==== Task input ====

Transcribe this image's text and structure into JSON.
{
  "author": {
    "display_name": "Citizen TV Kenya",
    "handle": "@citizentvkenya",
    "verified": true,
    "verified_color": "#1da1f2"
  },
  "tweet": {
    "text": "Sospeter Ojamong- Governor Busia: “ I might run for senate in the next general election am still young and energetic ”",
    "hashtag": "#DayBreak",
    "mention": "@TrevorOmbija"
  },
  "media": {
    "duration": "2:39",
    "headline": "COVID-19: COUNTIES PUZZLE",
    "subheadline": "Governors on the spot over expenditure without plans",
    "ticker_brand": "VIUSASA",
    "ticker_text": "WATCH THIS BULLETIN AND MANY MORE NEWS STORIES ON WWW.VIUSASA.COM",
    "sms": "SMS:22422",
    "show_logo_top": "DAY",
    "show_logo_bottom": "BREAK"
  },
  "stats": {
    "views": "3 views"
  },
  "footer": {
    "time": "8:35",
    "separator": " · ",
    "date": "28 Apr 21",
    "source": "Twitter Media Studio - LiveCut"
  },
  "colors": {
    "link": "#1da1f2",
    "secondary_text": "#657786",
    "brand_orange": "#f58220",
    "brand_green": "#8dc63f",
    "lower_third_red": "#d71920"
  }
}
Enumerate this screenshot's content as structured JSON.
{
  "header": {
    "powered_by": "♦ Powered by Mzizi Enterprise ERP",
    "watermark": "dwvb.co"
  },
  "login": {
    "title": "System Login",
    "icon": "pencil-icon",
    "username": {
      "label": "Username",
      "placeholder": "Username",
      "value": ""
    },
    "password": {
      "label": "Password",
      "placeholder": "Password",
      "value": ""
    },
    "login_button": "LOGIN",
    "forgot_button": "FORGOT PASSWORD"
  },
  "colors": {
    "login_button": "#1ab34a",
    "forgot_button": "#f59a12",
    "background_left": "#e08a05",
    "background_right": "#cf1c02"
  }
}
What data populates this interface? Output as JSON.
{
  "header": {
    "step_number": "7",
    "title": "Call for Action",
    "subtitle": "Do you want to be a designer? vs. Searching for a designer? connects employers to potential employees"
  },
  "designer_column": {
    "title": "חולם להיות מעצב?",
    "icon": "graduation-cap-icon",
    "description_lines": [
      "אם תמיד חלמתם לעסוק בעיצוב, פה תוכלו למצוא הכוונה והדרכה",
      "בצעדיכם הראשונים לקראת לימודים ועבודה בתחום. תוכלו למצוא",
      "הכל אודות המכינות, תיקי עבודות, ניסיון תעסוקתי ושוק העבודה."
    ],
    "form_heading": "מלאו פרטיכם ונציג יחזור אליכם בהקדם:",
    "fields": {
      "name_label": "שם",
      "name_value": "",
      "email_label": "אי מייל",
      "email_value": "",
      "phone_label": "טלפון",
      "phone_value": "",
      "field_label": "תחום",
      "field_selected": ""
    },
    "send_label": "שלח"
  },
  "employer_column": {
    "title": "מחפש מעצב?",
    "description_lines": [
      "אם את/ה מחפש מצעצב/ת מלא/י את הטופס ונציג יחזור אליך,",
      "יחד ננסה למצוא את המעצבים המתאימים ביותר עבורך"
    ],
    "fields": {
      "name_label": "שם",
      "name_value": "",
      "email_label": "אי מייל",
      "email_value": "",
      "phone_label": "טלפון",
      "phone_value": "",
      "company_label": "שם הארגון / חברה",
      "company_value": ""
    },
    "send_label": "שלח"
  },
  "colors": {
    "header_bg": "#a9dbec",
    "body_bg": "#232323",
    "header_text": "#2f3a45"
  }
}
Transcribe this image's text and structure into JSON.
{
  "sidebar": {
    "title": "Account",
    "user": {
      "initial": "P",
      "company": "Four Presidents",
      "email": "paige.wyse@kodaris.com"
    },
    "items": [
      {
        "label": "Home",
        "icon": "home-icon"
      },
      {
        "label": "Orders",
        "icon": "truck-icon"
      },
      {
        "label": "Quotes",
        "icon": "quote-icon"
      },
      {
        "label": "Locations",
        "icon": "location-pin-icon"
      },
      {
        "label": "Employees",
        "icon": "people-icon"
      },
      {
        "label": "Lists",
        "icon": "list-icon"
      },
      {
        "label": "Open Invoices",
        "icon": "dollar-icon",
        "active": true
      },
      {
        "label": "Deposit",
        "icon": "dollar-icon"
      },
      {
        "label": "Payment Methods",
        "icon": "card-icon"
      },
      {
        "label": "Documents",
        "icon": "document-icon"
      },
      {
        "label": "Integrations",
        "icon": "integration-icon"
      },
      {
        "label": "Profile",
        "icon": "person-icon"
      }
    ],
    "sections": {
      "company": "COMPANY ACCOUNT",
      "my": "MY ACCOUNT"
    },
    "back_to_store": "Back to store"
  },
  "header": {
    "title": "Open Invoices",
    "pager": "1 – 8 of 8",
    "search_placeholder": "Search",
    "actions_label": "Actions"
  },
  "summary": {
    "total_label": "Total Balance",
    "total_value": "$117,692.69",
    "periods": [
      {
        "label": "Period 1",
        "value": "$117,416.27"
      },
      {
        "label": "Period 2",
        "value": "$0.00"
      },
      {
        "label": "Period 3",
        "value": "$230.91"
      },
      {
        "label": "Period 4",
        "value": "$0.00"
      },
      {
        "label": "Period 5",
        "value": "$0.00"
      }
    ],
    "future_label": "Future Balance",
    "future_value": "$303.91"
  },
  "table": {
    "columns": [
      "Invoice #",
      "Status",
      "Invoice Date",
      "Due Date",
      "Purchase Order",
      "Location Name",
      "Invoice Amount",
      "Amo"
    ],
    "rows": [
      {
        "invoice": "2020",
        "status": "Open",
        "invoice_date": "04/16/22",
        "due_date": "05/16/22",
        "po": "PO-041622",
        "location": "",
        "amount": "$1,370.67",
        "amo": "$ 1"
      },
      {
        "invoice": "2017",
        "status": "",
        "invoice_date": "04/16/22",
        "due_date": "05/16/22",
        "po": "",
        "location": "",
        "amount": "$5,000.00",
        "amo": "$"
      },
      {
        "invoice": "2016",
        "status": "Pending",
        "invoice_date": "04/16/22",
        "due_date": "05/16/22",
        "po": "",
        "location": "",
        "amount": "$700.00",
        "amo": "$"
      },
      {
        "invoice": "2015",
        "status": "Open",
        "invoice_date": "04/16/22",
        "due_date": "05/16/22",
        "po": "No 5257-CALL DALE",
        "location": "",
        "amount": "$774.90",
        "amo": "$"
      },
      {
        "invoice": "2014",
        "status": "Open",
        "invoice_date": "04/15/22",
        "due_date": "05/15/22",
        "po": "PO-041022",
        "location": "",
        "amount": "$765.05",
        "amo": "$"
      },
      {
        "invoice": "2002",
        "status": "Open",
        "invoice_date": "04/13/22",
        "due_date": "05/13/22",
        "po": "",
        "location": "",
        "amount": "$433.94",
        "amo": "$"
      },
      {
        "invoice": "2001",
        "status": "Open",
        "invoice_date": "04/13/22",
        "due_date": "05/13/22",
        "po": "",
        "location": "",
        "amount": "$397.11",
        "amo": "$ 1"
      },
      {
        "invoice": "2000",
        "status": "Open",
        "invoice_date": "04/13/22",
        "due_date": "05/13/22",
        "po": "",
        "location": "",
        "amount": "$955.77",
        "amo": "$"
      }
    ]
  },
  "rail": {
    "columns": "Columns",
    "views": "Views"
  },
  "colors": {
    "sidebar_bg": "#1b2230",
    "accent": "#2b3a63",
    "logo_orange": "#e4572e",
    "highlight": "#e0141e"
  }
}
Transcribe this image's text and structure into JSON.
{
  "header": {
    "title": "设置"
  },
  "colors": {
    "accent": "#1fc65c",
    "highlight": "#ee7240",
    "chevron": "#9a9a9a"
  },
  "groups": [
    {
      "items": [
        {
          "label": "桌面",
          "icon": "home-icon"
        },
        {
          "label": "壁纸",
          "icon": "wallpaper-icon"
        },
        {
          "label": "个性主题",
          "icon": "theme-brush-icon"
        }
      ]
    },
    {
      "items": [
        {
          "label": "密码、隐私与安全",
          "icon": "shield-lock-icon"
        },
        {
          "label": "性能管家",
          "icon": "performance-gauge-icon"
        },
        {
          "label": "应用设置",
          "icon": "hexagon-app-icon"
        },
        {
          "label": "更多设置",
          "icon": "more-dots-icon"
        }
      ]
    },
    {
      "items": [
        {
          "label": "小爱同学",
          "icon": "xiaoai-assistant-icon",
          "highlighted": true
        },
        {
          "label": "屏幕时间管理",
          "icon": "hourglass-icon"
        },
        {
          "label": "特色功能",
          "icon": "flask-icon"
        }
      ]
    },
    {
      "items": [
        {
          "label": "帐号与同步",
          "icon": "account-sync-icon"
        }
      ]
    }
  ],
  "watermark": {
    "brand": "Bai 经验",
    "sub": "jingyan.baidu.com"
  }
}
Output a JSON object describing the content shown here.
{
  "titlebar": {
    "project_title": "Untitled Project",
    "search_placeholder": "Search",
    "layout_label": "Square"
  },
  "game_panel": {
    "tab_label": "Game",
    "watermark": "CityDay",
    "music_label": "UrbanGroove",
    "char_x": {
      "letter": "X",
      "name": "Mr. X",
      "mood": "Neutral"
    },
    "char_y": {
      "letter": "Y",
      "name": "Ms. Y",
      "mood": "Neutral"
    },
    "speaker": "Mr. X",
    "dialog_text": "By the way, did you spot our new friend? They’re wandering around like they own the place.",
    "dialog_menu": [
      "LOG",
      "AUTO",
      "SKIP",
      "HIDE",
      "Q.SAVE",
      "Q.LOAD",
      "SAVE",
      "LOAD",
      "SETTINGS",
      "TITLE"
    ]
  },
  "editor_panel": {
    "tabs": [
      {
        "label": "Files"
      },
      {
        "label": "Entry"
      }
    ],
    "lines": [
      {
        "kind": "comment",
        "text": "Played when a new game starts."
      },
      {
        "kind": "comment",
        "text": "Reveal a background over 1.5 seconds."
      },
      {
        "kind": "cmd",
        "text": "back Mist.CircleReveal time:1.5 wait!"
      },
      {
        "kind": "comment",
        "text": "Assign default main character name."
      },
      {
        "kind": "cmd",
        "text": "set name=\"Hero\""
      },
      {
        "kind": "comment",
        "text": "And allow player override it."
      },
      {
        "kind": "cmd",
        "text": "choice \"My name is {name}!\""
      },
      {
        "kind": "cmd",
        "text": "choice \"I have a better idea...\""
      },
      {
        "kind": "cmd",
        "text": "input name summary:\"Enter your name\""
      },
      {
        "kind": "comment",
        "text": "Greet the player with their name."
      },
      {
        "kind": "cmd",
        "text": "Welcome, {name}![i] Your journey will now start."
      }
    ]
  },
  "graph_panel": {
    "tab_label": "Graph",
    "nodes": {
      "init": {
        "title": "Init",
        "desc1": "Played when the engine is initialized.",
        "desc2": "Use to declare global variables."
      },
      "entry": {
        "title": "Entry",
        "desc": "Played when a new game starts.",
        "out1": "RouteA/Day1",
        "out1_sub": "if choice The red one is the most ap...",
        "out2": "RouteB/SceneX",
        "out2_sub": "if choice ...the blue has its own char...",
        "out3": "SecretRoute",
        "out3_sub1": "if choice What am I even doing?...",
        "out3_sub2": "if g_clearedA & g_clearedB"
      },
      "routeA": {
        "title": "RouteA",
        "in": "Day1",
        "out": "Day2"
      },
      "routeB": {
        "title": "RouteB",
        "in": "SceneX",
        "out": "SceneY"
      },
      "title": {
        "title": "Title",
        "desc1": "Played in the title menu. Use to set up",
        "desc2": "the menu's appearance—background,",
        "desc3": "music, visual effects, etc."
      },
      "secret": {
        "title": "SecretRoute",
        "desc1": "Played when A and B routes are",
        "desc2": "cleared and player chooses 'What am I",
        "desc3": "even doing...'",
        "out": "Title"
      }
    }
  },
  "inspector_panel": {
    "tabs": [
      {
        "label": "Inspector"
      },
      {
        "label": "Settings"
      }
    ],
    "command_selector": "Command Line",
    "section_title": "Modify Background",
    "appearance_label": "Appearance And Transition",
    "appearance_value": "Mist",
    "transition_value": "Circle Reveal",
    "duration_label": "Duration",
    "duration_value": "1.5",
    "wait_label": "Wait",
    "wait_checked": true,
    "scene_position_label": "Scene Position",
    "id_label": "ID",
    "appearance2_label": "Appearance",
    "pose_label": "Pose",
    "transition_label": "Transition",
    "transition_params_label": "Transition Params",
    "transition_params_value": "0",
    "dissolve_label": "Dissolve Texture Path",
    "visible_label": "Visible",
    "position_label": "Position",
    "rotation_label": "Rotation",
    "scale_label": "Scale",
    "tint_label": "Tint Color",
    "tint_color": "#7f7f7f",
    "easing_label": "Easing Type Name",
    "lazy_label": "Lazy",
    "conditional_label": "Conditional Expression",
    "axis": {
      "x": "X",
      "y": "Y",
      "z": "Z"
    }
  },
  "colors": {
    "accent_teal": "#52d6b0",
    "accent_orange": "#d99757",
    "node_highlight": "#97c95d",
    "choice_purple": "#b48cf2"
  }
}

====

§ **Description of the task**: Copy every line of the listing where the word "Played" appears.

§ **Answer to this task**:
        "text": "Played when a new game starts."
        "desc1": "Played when the engine is initialized.",
        "desc": "Played when a new game starts.",
        "desc1": "Played in the title menu. Use to set up",
        "desc1": "Played when A and B routes are",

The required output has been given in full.